By Chris Bavender
When listing a home for sale, sellers often don’t know how long it will take for the right buyer to come along. But a model developed by IUPUI researchers provides a data-based answer on the probability of how long a home will remain on the market.
The probability study was conducted by Mansurual Bhuiyan, a former IUPUI graduate student now with IBM Research, and Mohammad Al Hasan, an associate professor of computer and information science at the school. The duo used information from trulia.com, zillow.com and redfin.com – sites utilized by homeowners and buyers – and focused their research on Indianapolis, Carmel, Fishers, Noblesville and Zionsville.
“As we were downloading the home data from Trulia, one specific information about a house in Trulia caught our eyes. We found that Trulia reports the number of days a house is listed in Trulia, using a phrase like ‘XX days in Trulia,’” Hasan said. “We immediately became interested to track that number for each of the houses whose information we are downloading. Basically, our crawler on the Trulia website will periodically update the number of days a house has been listed (until sold) in that website.”
The project faced a few obstacles along the way.
“The first was data collection and feature generation, which spanned over six months,” he said. “The second hurdle is to develop and evaluate the model. For development, one graduate student had spent about six additional months.”
Although Hasan said some of the results weren’t surprising from a “holistic perspective,” some of the observations were puzzling at first.
“For example, we found the sell probability changes differently with the number of bedrooms and the number of bathrooms. As the number of bedrooms increases, sell probability increases, but with the number of bathroom increases the sell probability sometimes decreases,” he said. “We were able to explain this phenomenon with the observation that houses with a large number of bathrooms are generally high-end houses, which are costly, and because of the cost, their sell probability drops. This is not necessarily true for the number of bedrooms.”
Another finding: How school quality affects the home selling probability.
“It’s well known good schools will increase the selling probability,” Hasan said. “However, we found this phenomenon holds strongly for middle school and high schools, but not so for elementary schools.”

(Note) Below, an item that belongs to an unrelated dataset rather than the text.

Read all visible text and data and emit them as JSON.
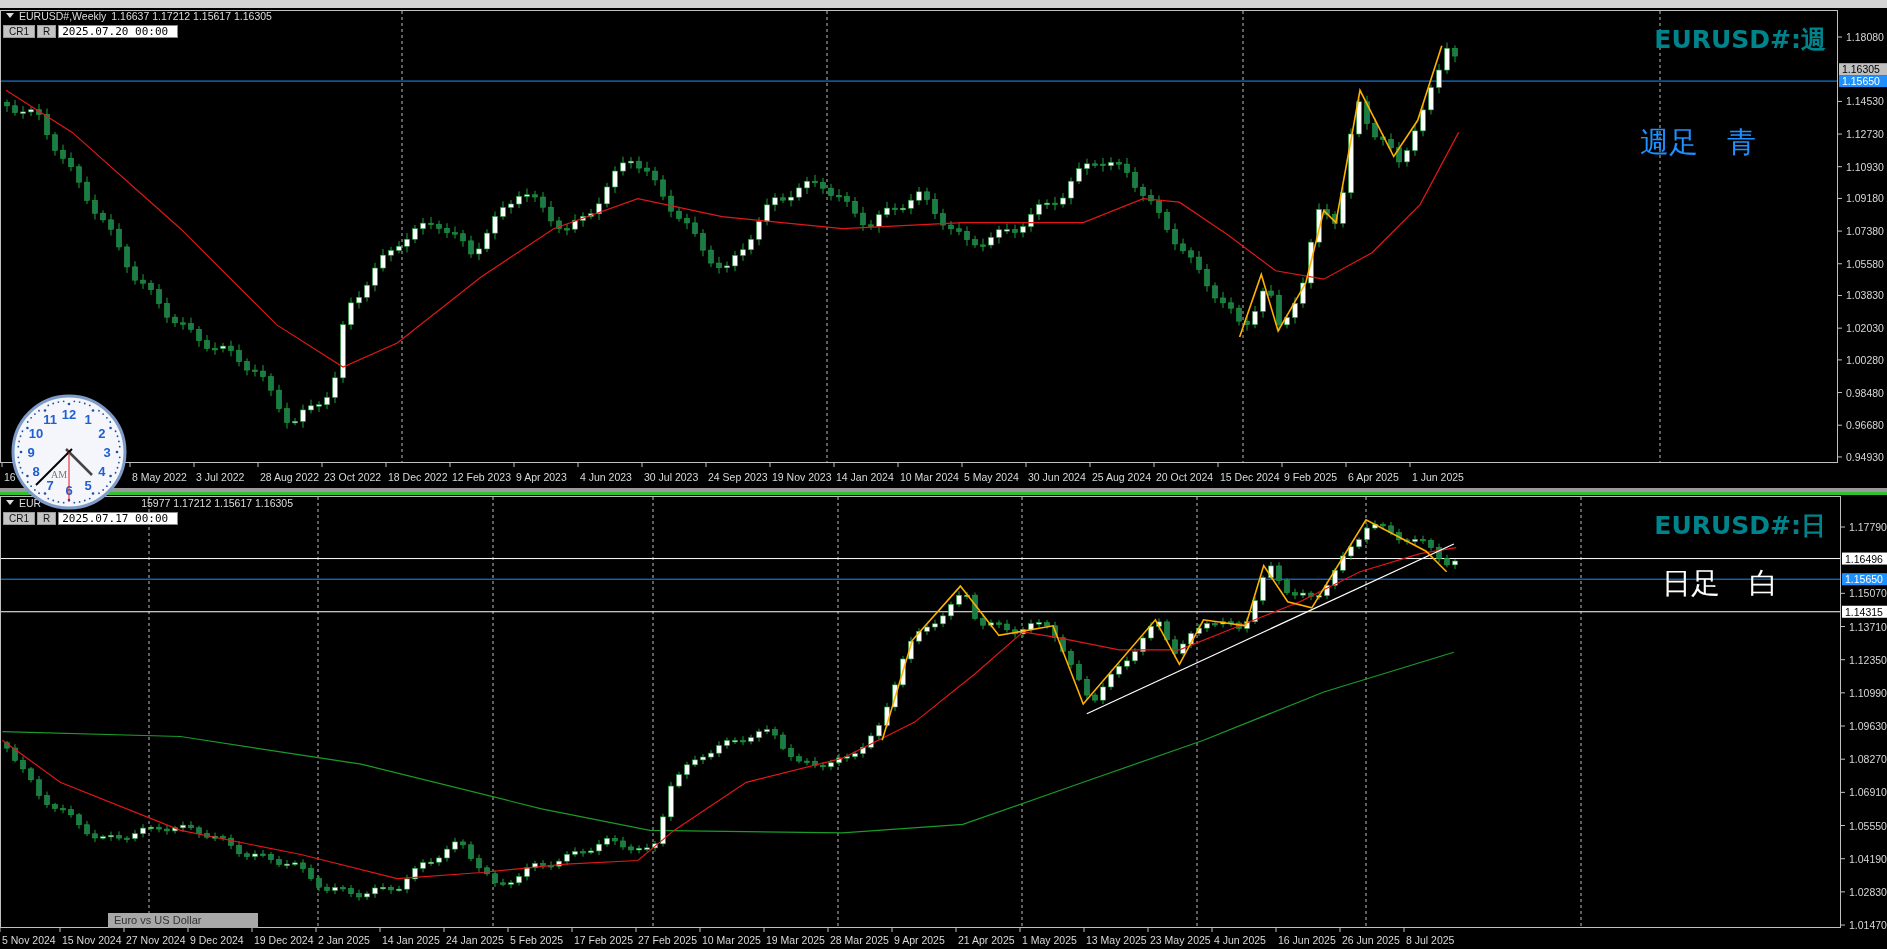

The datasets developed showed the mean waiting time (based on Trulia data) was seven weeks.
As of now, the model is still a prototype, and more work is needed, Hasan said, for the general public to use it.